Ortiz Howard says the non-profit group specifically selected the $20 bill for their campaign because of Jackson’s troubled history with not just Native Americans and African American slaves, but also with US law.

“Andrew Jackson flew in the face of the Supreme Court and the Congress when he was so belligerent towards the central bank,” she says. “He wouldn’t recharter them, he took money out of the bank and the Congress censured him. He’s a really ironic choice for paper money — some even say that maybe it was an inside joke at the Fed to put him on it because he’s so detested.”

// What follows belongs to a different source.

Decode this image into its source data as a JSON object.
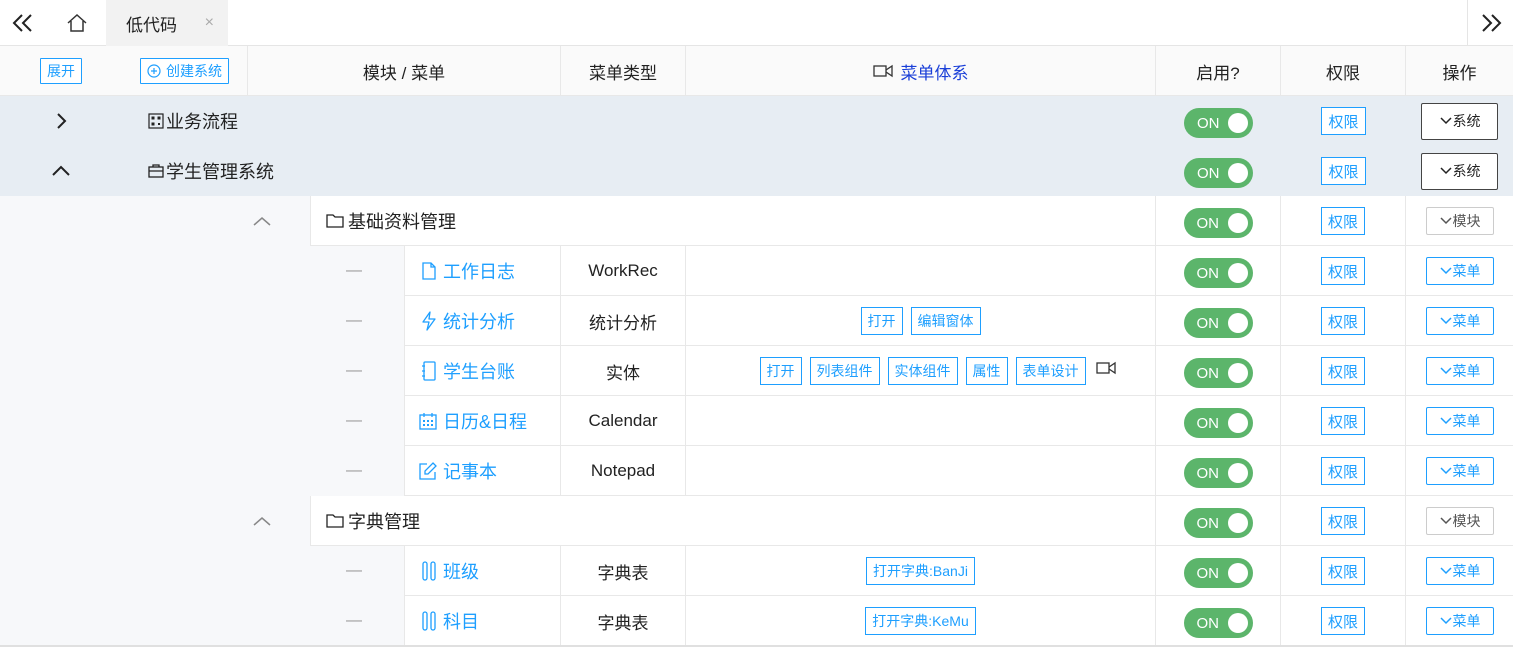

Women On 20s plans to send a petition to Obama after the website vote on its candidates concludes. The Treasury secretary has the power to authorize a change to US currency. The lineup of men on the paper bills has been unchanged since 1929, all of them presidents except Founding Fathers Benjamin Franklin and Alexander Hamilton as well as Salmon P. Chase, a former secretary of the treasury who was on the discontinued $10,000 bill. (Martha Washington had been on a $1 silver certificate in the late 19th century.)

“We want this to come from the people as a mandate to the president and the secretary of the treasury so we can look to a brighter future,” Ortiz Howard says. “To a future that reflects our values today.”

This story was based on an interview for PRI's radio show The Takeaway. A previous version of this story did not include Hamilton, who graces the $10 bill.